Here is what I eventually learned:
- If your doctor is not responding to you promptly, you need a new doctor.
- If you can’t get an appointment with your doctor when you need one, you need a new doctor.
- If your doctor is not doing anything for you when you repeatedly tell her you’re not feeling well, you need a new doctor.
- If you don’t trust your doctor for whatever reason, you need a new doctor.
So what is important in finding a good doctor? Here is my list:
- You need to trust them and feel comfortable talking to them about your illness.
- You need to be able to get answers from them in a timely manner and get appointments when you need them.
- They should specialize in the disease you have or at least treat a lot of patients with the disease.
- They should be keeping up to date with the latest treatment options. New research and medications are being developed all the time.
To find a new doctor, I looked at Washingtonian Magazine’s list of top doctors. I looked for female gastroenterologists who specialized in IBD. I found one at Georgetown who directs their IBD center. I figured someone at a teaching hospital’s IBD center is up to date with the latest treatments and research and knows what they’re doing. I also found someone through My Crohn’s and Colitis Team, a social network for people with IBD, who lives in my area and asked her who her doctor was. It was the same doctor I had found at Georgetown and she highly recommended her.
Unfortunately, to get a new doctor I needed to switch health insurance. I waited for open season and switched to a PPO that would give me more options. It is more expensive, and more work on my part. I know it’s not possible for everyone to make a change like this. But it allowed me to find a great doctor and I am much more confident that I am finally getting the care I need.
I have been seeing my new doctor for about six months. I have to call instead of email when I have questions or issues, but a nurse calls me back the same day. They actually help me when I’m not feeling well, instead of just telling me not to eat lactose. With the exception of the first appointment, I am able to get appointments when I need them (and they were even able to move up my first appointment when I called and told them I wasn’t feeling well). I trust that my doctor knows what she is doing, and she explains things well.
I regret not switching earlier. I justified not switching because my illness wasn’t that bad. But it is much easier to do all of the work to switch when you are feeling ok and it isn’t urgent. I waited until I was really sick, postponed starting a new medication because I wanted to switch doctors first, and ended up in the hospital before my first appointment with the new doctor. Don’t do what I did. If at all possible, find a good doctor at the outset.

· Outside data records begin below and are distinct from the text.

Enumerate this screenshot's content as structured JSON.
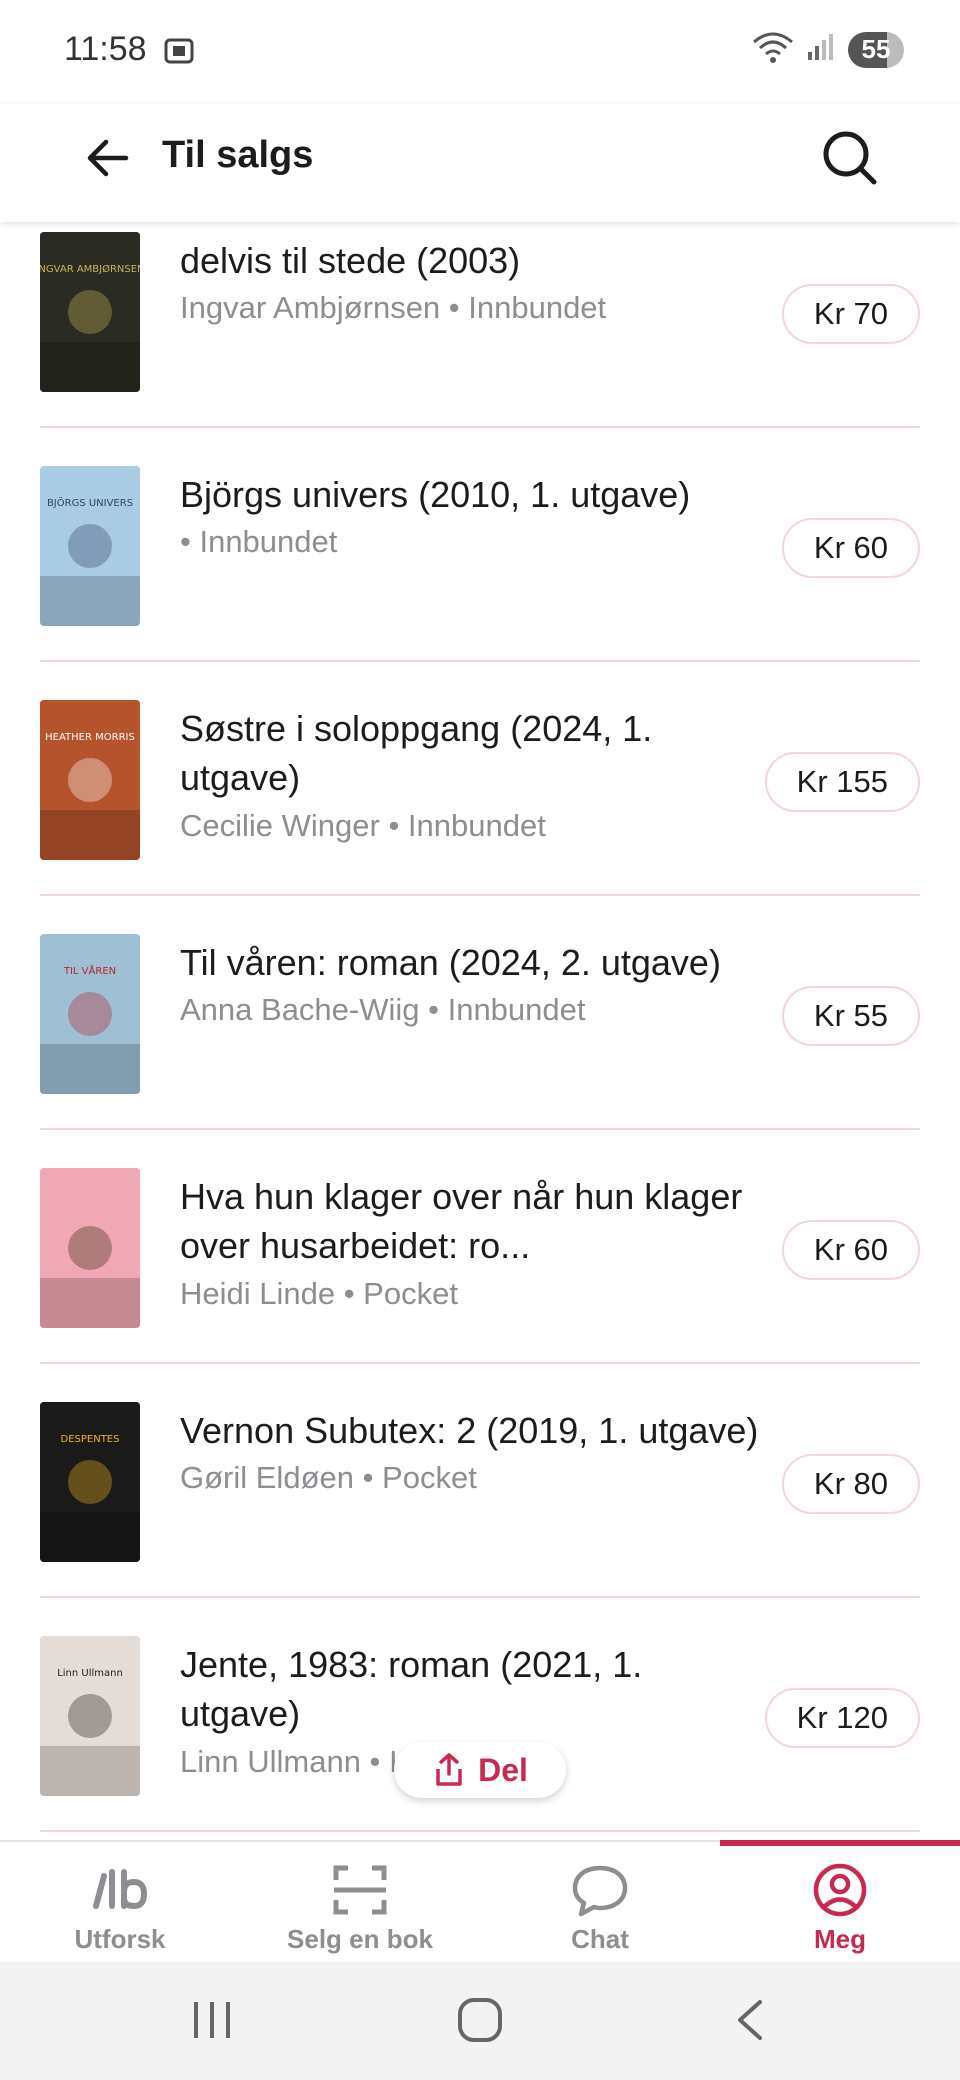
{
  "status": {
    "time": "11:58",
    "battery": "55"
  },
  "header": {
    "title": "Til salgs"
  },
  "items": [
    {
      "title": "delvis til stede (2003)",
      "meta": "Ingvar Ambjørnsen • Innbundet",
      "price": "Kr 70",
      "cover_bg": "#2a2b22",
      "cover_fg": "#c9b45a",
      "cover_text": "INGVAR AMBJØRNSEN"
    },
    {
      "title": "Björgs univers (2010, 1. utgave)",
      "meta": " • Innbundet",
      "price": "Kr 60",
      "cover_bg": "#a9cbe3",
      "cover_fg": "#334466",
      "cover_text": "BJÖRGS UNIVERS"
    },
    {
      "title": "Søstre i soloppgang (2024, 1. utgave)",
      "meta": "Cecilie Winger • Innbundet",
      "price": "Kr 155",
      "cover_bg": "#b5542c",
      "cover_fg": "#ffffff",
      "cover_text": "HEATHER MORRIS"
    },
    {
      "title": "Til våren: roman (2024, 2. utgave)",
      "meta": "Anna Bache-Wiig • Innbundet",
      "price": "Kr 55",
      "cover_bg": "#9fc0d4",
      "cover_fg": "#b8242c",
      "cover_text": "TIL VÅREN"
    },
    {
      "title": "Hva hun klager over når hun klager over husarbeidet: ro...",
      "meta": "Heidi Linde • Pocket",
      "price": "Kr 60",
      "cover_bg": "#f0a8b4",
      "cover_fg": "#3a2a10",
      "cover_text": ""
    },
    {
      "title": "Vernon Subutex: 2 (2019, 1. utgave)",
      "meta": "Gøril Eldøen • Pocket",
      "price": "Kr 80",
      "cover_bg": "#1a1a1a",
      "cover_fg": "#f3b51c",
      "cover_text": "DESPENTES"
    },
    {
      "title": "Jente, 1983: roman (2021, 1. utgave)",
      "meta": "Linn Ullmann • Innbundet",
      "price": "Kr 120",
      "cover_bg": "#e4dcd6",
      "cover_fg": "#222222",
      "cover_text": "Linn Ullmann"
    },
    {
      "title": "",
      "meta": "",
      "price": "",
      "cover_bg": "#222222",
      "cover_fg": "#ffffff",
      "cover_text": ""
    }
  ],
  "share": {
    "label": "Del"
  },
  "nav": [
    {
      "label": "Utforsk",
      "icon": "utforsk-logo-icon"
    },
    {
      "label": "Selg en bok",
      "icon": "scan-icon"
    },
    {
      "label": "Chat",
      "icon": "chat-bubble-icon"
    },
    {
      "label": "Meg",
      "icon": "profile-icon"
    }
  ],
  "colors": {
    "accent": "#c8294f",
    "divider": "#f2d6de",
    "muted": "#8d8d92"
  }
}
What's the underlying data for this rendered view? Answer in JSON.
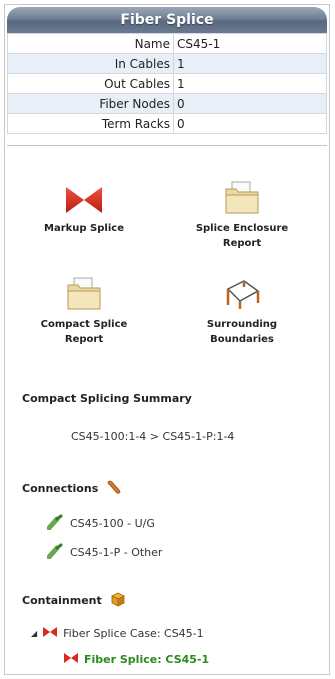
{
  "title": "Fiber Splice",
  "properties": [
    {
      "label": "Name",
      "value": "CS45-1"
    },
    {
      "label": "In Cables",
      "value": "1"
    },
    {
      "label": "Out Cables",
      "value": "1"
    },
    {
      "label": "Fiber Nodes",
      "value": "0"
    },
    {
      "label": "Term Racks",
      "value": "0"
    }
  ],
  "tools": [
    {
      "label": "Markup Splice",
      "icon": "bowtie-splice-icon"
    },
    {
      "label": "Splice Enclosure Report",
      "icon": "folder-report-icon"
    },
    {
      "label": "Compact Splice Report",
      "icon": "folder-report-icon"
    },
    {
      "label": "Surrounding Boundaries",
      "icon": "boundary-icon"
    }
  ],
  "summary": {
    "title": "Compact Splicing Summary",
    "text": "CS45-100:1-4 > CS45-1-P:1-4"
  },
  "connections": {
    "title": "Connections",
    "icon": "wrench-icon",
    "items": [
      {
        "label": "CS45-100 - U/G",
        "icon": "cable-icon"
      },
      {
        "label": "CS45-1-P - Other",
        "icon": "cable-icon"
      }
    ]
  },
  "containment": {
    "title": "Containment",
    "icon": "box-icon",
    "items": [
      {
        "label": "Fiber Splice Case: CS45-1",
        "expanded": true
      },
      {
        "label": "Fiber Splice: CS45-1",
        "current": true
      }
    ]
  },
  "colors": {
    "header_gradient_mid": "#57687e",
    "alt_row": "#e9eff6",
    "splice_red": "#d62a1e",
    "current_green": "#2a8a1c"
  }
}
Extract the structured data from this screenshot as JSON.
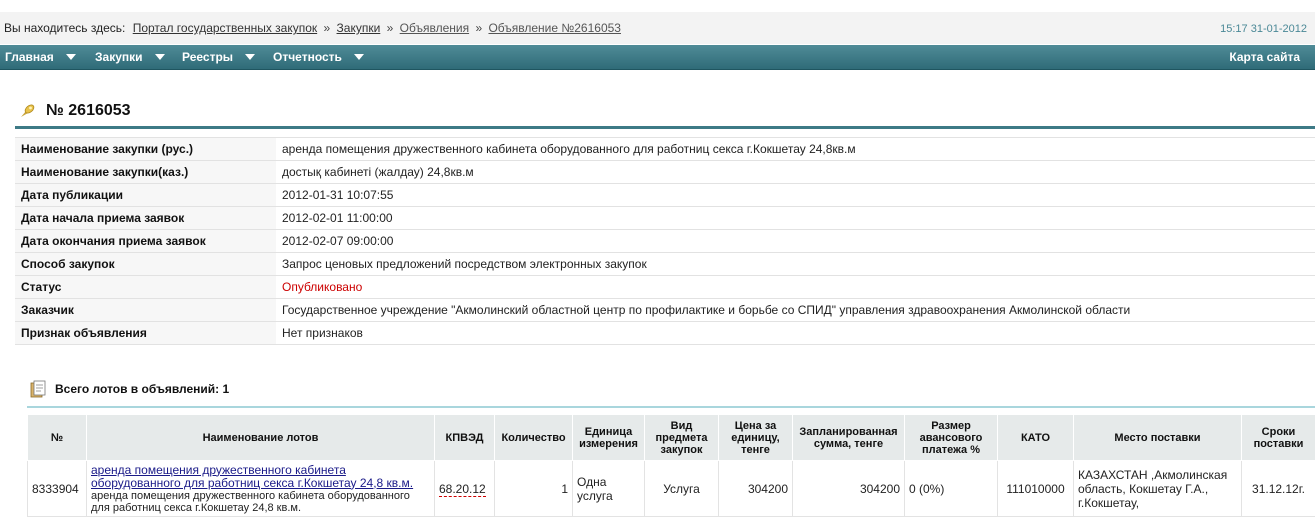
{
  "breadcrumb": {
    "prefix": "Вы находитесь здесь:",
    "items": [
      "Портал государственных закупок",
      "Закупки",
      "Объявления",
      "Объявление №2616053"
    ],
    "separator": "»"
  },
  "clock": "15:17 31-01-2012",
  "nav": {
    "items": [
      "Главная",
      "Закупки",
      "Реестры",
      "Отчетность"
    ],
    "sitemap": "Карта сайта"
  },
  "page_title": "№ 2616053",
  "details": [
    {
      "label": "Наименование закупки (рус.)",
      "value": "аренда помещения дружественного кабинета оборудованного для работниц секса г.Кокшетау 24,8кв.м"
    },
    {
      "label": "Наименование закупки(каз.)",
      "value": "достық кабинеті (жалдау) 24,8кв.м"
    },
    {
      "label": "Дата публикации",
      "value": "2012-01-31 10:07:55"
    },
    {
      "label": "Дата начала приема заявок",
      "value": "2012-02-01 11:00:00"
    },
    {
      "label": "Дата окончания приема заявок",
      "value": "2012-02-07 09:00:00"
    },
    {
      "label": "Способ закупок",
      "value": "Запрос ценовых предложений посредством электронных закупок"
    },
    {
      "label": "Статус",
      "value": "Опубликовано"
    },
    {
      "label": "Заказчик",
      "value": "Государственное учреждение \"Акмолинский областной центр по профилактике и борьбе со СПИД\" управления здравоохранения Акмолинской области"
    },
    {
      "label": "Признак объявления",
      "value": "Нет признаков"
    }
  ],
  "status_color": "#cc0000",
  "lots_summary": "Всего лотов в объявлений: 1",
  "lots_table": {
    "headers": [
      "№",
      "Наименование лотов",
      "КПВЭД",
      "Количество",
      "Единица измерения",
      "Вид предмета закупок",
      "Цена за единицу, тенге",
      "Запланированная сумма, тенге",
      "Размер авансового платежа %",
      "КАТО",
      "Место поставки",
      "Сроки поставки"
    ],
    "rows": [
      {
        "number": "8333904",
        "name_link": "аренда помещения дружественного кабинета оборудованного для работниц секса г.Кокшетау 24,8 кв.м.",
        "name_sub": "аренда помещения дружественного кабинета оборудованного для работниц секса г.Кокшетау 24,8 кв.м.",
        "kpved": "68.20.12",
        "quantity": "1",
        "unit": "Одна услуга",
        "type": "Услуга",
        "unit_price": "304200",
        "planned_sum": "304200",
        "advance": "0 (0%)",
        "kato": "111010000",
        "place": "КАЗАХСТАН ,Акмолинская область, Кокшетау Г.А., г.Кокшетау,",
        "term": "31.12.12г."
      }
    ]
  }
}
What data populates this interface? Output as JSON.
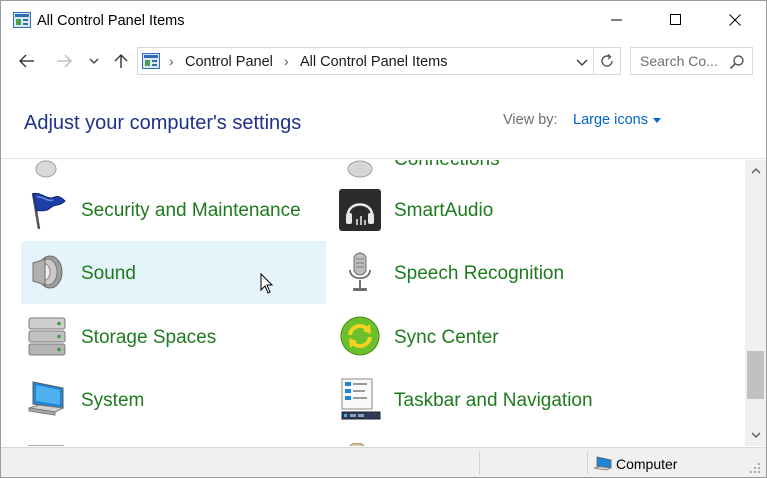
{
  "window": {
    "title": "All Control Panel Items",
    "icon": "control-panel-icon"
  },
  "titlebar_buttons": {
    "minimize_icon": "minimize-icon",
    "maximize_icon": "maximize-icon",
    "close_icon": "close-icon"
  },
  "navigation": {
    "back_icon": "arrow-left-icon",
    "forward_icon": "arrow-right-icon",
    "recent_icon": "chevron-down-icon",
    "up_icon": "arrow-up-icon",
    "breadcrumbs": [
      "Control Panel",
      "All Control Panel Items"
    ],
    "refresh_icon": "refresh-icon"
  },
  "search": {
    "placeholder": "Search Co...",
    "value": ""
  },
  "header": {
    "title": "Adjust your computer's settings",
    "view_by_label": "View by:",
    "view_by_value": "Large icons"
  },
  "items": {
    "partial_top_right": "Connections",
    "security": "Security and Maintenance",
    "smartaudio": "SmartAudio",
    "sound": "Sound",
    "speech": "Speech Recognition",
    "storage": "Storage Spaces",
    "sync": "Sync Center",
    "system": "System",
    "taskbar": "Taskbar and Navigation"
  },
  "colors": {
    "item_link": "#1e7a1e",
    "title": "#1e3287",
    "link_blue": "#0066cc",
    "hover_bg": "#e5f3fb"
  },
  "statusbar": {
    "location": "Computer"
  }
}
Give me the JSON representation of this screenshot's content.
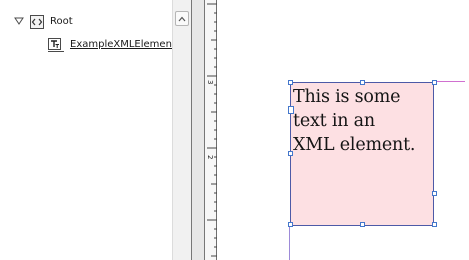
{
  "structure": {
    "root": {
      "label": "Root",
      "expanded": true
    },
    "child": {
      "label": "ExampleXMLElement"
    }
  },
  "ruler": {
    "labels": [
      "3",
      "2"
    ]
  },
  "frame": {
    "text": "This is some\ntext in an\nXML element."
  },
  "colors": {
    "frame_fill": "#fde0e3",
    "frame_border": "#4d5aa7",
    "handle_border": "#4477cc",
    "guide": "#d070d0"
  },
  "icons": {
    "expand": "triangle-down-icon",
    "element": "xml-element-icon",
    "text": "text-content-icon",
    "scroll_up": "chevron-up-icon"
  }
}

What about you? How did you find your doctor? What advice do you have regarding choosing a doctor?